» Dataset rows for apps and sites
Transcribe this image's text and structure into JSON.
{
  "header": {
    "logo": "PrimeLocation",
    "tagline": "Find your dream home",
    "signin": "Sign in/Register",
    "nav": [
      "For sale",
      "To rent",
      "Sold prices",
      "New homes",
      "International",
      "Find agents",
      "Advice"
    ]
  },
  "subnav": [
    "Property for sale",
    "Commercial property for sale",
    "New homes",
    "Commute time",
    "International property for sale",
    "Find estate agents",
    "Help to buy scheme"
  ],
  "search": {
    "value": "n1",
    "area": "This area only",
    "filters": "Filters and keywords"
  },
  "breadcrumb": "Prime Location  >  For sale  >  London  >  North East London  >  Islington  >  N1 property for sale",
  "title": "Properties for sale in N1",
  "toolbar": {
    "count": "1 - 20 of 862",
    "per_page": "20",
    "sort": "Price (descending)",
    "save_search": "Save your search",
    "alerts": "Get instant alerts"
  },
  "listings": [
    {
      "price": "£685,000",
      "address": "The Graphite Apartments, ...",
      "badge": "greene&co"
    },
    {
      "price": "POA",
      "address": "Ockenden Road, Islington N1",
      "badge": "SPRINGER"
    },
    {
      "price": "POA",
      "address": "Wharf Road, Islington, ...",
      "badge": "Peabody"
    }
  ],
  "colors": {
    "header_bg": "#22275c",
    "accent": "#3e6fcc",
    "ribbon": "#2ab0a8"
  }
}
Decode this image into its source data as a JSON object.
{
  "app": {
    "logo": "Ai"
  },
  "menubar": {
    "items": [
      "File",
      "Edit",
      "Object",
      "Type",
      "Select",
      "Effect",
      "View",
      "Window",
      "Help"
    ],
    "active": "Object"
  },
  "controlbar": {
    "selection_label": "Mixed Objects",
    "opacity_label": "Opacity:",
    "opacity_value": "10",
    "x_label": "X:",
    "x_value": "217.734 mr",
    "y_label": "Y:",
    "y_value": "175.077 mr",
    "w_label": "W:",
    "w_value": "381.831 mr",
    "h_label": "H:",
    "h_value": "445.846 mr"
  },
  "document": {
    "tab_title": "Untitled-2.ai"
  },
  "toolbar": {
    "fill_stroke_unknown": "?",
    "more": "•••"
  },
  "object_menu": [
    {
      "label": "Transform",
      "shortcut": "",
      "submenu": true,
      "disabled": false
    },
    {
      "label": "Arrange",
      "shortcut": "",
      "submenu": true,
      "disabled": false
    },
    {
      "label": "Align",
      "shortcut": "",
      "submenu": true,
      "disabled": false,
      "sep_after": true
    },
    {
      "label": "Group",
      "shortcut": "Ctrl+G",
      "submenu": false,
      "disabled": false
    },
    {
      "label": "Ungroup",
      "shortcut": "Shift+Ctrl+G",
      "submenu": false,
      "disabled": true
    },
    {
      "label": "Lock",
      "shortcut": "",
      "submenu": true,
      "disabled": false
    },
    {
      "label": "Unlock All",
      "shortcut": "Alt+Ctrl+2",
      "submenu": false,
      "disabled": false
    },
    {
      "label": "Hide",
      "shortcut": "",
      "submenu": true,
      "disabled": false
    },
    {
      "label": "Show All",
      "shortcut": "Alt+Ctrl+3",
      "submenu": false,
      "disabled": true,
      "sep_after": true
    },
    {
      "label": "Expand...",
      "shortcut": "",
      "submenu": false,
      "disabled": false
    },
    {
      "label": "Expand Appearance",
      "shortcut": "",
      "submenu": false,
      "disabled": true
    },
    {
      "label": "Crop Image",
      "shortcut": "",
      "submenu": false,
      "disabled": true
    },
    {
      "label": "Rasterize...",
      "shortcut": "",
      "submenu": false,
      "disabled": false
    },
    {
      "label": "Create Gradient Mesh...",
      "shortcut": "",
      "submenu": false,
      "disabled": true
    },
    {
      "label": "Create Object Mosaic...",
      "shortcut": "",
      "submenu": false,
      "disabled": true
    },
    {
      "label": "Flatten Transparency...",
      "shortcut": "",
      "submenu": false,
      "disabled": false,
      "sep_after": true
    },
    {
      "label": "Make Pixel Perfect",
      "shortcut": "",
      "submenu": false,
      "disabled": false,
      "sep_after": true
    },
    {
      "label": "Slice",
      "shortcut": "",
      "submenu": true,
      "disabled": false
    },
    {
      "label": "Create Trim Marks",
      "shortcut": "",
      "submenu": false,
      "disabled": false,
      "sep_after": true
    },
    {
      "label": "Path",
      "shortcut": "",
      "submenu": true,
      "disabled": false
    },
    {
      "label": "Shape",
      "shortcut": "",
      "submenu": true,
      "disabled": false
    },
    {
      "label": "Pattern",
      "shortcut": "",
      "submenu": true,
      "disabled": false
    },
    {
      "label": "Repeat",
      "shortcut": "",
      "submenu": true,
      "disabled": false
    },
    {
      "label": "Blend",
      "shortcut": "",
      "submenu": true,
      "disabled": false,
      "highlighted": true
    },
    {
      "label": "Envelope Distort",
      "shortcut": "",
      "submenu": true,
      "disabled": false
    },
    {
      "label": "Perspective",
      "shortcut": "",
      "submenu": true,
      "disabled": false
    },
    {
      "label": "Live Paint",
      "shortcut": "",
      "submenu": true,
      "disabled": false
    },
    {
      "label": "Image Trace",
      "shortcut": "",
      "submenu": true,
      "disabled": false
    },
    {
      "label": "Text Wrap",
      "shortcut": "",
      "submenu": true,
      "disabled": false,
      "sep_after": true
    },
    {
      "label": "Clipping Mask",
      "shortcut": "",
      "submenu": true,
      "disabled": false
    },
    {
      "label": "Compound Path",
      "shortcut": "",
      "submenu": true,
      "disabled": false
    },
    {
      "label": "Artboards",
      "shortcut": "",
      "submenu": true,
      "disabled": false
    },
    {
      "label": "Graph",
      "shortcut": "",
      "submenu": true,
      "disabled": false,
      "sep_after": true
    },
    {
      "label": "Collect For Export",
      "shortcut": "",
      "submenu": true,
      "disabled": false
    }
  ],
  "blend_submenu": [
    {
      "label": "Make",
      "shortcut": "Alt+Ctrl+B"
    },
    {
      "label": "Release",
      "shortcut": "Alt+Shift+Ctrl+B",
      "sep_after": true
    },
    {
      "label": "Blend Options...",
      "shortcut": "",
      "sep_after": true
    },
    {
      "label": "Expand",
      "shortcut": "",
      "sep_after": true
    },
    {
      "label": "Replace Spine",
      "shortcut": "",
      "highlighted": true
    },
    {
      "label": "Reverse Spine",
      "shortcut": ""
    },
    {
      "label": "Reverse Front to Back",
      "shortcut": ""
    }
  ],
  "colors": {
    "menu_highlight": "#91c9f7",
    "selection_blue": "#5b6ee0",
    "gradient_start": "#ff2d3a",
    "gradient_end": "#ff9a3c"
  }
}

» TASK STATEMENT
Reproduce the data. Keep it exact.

» ANSWER FOR THE TASK
Transcribe this image's text and structure into JSON.
{
  "header": {
    "logo": "PrimeLocation",
    "tagline": "Find your dream home",
    "signin": "Sign in/Register",
    "nav": [
      "For sale",
      "To rent",
      "Sold prices",
      "New homes",
      "International",
      "Find agents",
      "Advice"
    ]
  },
  "subnav": [
    "Property for sale",
    "Commercial property for sale",
    "New homes",
    "Commute time",
    "International property for sale",
    "Find estate agents",
    "Help to buy scheme"
  ],
  "search": {
    "value": "n1",
    "area": "This area only",
    "filters": "Filters and keywords"
  },
  "breadcrumb": "Prime Location  >  For sale  >  London  >  North East London  >  Islington  >  N1 property for sale",
  "title": "Properties for sale in N1",
  "toolbar": {
    "count": "1 - 20 of 862",
    "per_page": "20",
    "sort": "Price (descending)",
    "save_search": "Save your search",
    "alerts": "Get instant alerts"
  },
  "listings": [
    {
      "price": "£685,000",
      "address": "The Graphite Apartments, ...",
      "badge": "greene&co"
    },
    {
      "price": "POA",
      "address": "Ockenden Road, Islington N1",
      "badge": "SPRINGER"
    },
    {
      "price": "POA",
      "address": "Wharf Road, Islington, ...",
      "badge": "Peabody"
    }
  ],
  "colors": {
    "header_bg": "#22275c",
    "accent": "#3e6fcc",
    "ribbon": "#2ab0a8"
  }
}
Decode this image into its source data as a JSON object.
{
  "app": {
    "logo": "Ai"
  },
  "menubar": {
    "items": [
      "File",
      "Edit",
      "Object",
      "Type",
      "Select",
      "Effect",
      "View",
      "Window",
      "Help"
    ],
    "active": "Object"
  },
  "controlbar": {
    "selection_label": "Mixed Objects",
    "opacity_label": "Opacity:",
    "opacity_value": "10",
    "x_label": "X:",
    "x_value": "217.734 mr",
    "y_label": "Y:",
    "y_value": "175.077 mr",
    "w_label": "W:",
    "w_value": "381.831 mr",
    "h_label": "H:",
    "h_value": "445.846 mr"
  },
  "document": {
    "tab_title": "Untitled-2.ai"
  },
  "toolbar": {
    "fill_stroke_unknown": "?",
    "more": "•••"
  },
  "object_menu": [
    {
      "label": "Transform",
      "shortcut": "",
      "submenu": true,
      "disabled": false
    },
    {
      "label": "Arrange",
      "shortcut": "",
      "submenu": true,
      "disabled": false
    },
    {
      "label": "Align",
      "shortcut": "",
      "submenu": true,
      "disabled": false,
      "sep_after": true
    },
    {
      "label": "Group",
      "shortcut": "Ctrl+G",
      "submenu": false,
      "disabled": false
    },
    {
      "label": "Ungroup",
      "shortcut": "Shift+Ctrl+G",
      "submenu": false,
      "disabled": true
    },
    {
      "label": "Lock",
      "shortcut": "",
      "submenu": true,
      "disabled": false
    },
    {
      "label": "Unlock All",
      "shortcut": "Alt+Ctrl+2",
      "submenu": false,
      "disabled": false
    },
    {
      "label": "Hide",
      "shortcut": "",
      "submenu": true,
      "disabled": false
    },
    {
      "label": "Show All",
      "shortcut": "Alt+Ctrl+3",
      "submenu": false,
      "disabled": true,
      "sep_after": true
    },
    {
      "label": "Expand...",
      "shortcut": "",
      "submenu": false,
      "disabled": false
    },
    {
      "label": "Expand Appearance",
      "shortcut": "",
      "submenu": false,
      "disabled": true
    },
    {
      "label": "Crop Image",
      "shortcut": "",
      "submenu": false,
      "disabled": true
    },
    {
      "label": "Rasterize...",
      "shortcut": "",
      "submenu": false,
      "disabled": false
    },
    {
      "label": "Create Gradient Mesh...",
      "shortcut": "",
      "submenu": false,
      "disabled": true
    },
    {
      "label": "Create Object Mosaic...",
      "shortcut": "",
      "submenu": false,
      "disabled": true
    },
    {
      "label": "Flatten Transparency...",
      "shortcut": "",
      "submenu": false,
      "disabled": false,
      "sep_after": true
    },
    {
      "label": "Make Pixel Perfect",
      "shortcut": "",
      "submenu": false,
      "disabled": false,
      "sep_after": true
    },
    {
      "label": "Slice",
      "shortcut": "",
      "submenu": true,
      "disabled": false
    },
    {
      "label": "Create Trim Marks",
      "shortcut": "",
      "submenu": false,
      "disabled": false,
      "sep_after": true
    },
    {
      "label": "Path",
      "shortcut": "",
      "submenu": true,
      "disabled": false
    },
    {
      "label": "Shape",
      "shortcut": "",
      "submenu": true,
      "disabled": false
    },
    {
      "label": "Pattern",
      "shortcut": "",
      "submenu": true,
      "disabled": false
    },
    {
      "label": "Repeat",
      "shortcut": "",
      "submenu": true,
      "disabled": false
    },
    {
      "label": "Blend",
      "shortcut": "",
      "submenu": true,
      "disabled": false,
      "highlighted": true
    },
    {
      "label": "Envelope Distort",
      "shortcut": "",
      "submenu": true,
      "disabled": false
    },
    {
      "label": "Perspective",
      "shortcut": "",
      "submenu": true,
      "disabled": false
    },
    {
      "label": "Live Paint",
      "shortcut": "",
      "submenu": true,
      "disabled": false
    },
    {
      "label": "Image Trace",
      "shortcut": "",
      "submenu": true,
      "disabled": false
    },
    {
      "label": "Text Wrap",
      "shortcut": "",
      "submenu": true,
      "disabled": false,
      "sep_after": true
    },
    {
      "label": "Clipping Mask",
      "shortcut": "",
      "submenu": true,
      "disabled": false
    },
    {
      "label": "Compound Path",
      "shortcut": "",
      "submenu": true,
      "disabled": false
    },
    {
      "label": "Artboards",
      "shortcut": "",
      "submenu": true,
      "disabled": false
    },
    {
      "label": "Graph",
      "shortcut": "",
      "submenu": true,
      "disabled": false,
      "sep_after": true
    },
    {
      "label": "Collect For Export",
      "shortcut": "",
      "submenu": true,
      "disabled": false
    }
  ],
  "blend_submenu": [
    {
      "label": "Make",
      "shortcut": "Alt+Ctrl+B"
    },
    {
      "label": "Release",
      "shortcut": "Alt+Shift+Ctrl+B",
      "sep_after": true
    },
    {
      "label": "Blend Options...",
      "shortcut": "",
      "sep_after": true
    },
    {
      "label": "Expand",
      "shortcut": "",
      "sep_after": true
    },
    {
      "label": "Replace Spine",
      "shortcut": "",
      "highlighted": true
    },
    {
      "label": "Reverse Spine",
      "shortcut": ""
    },
    {
      "label": "Reverse Front to Back",
      "shortcut": ""
    }
  ],
  "colors": {
    "menu_highlight": "#91c9f7",
    "selection_blue": "#5b6ee0",
    "gradient_start": "#ff2d3a",
    "gradient_end": "#ff9a3c"
  }
}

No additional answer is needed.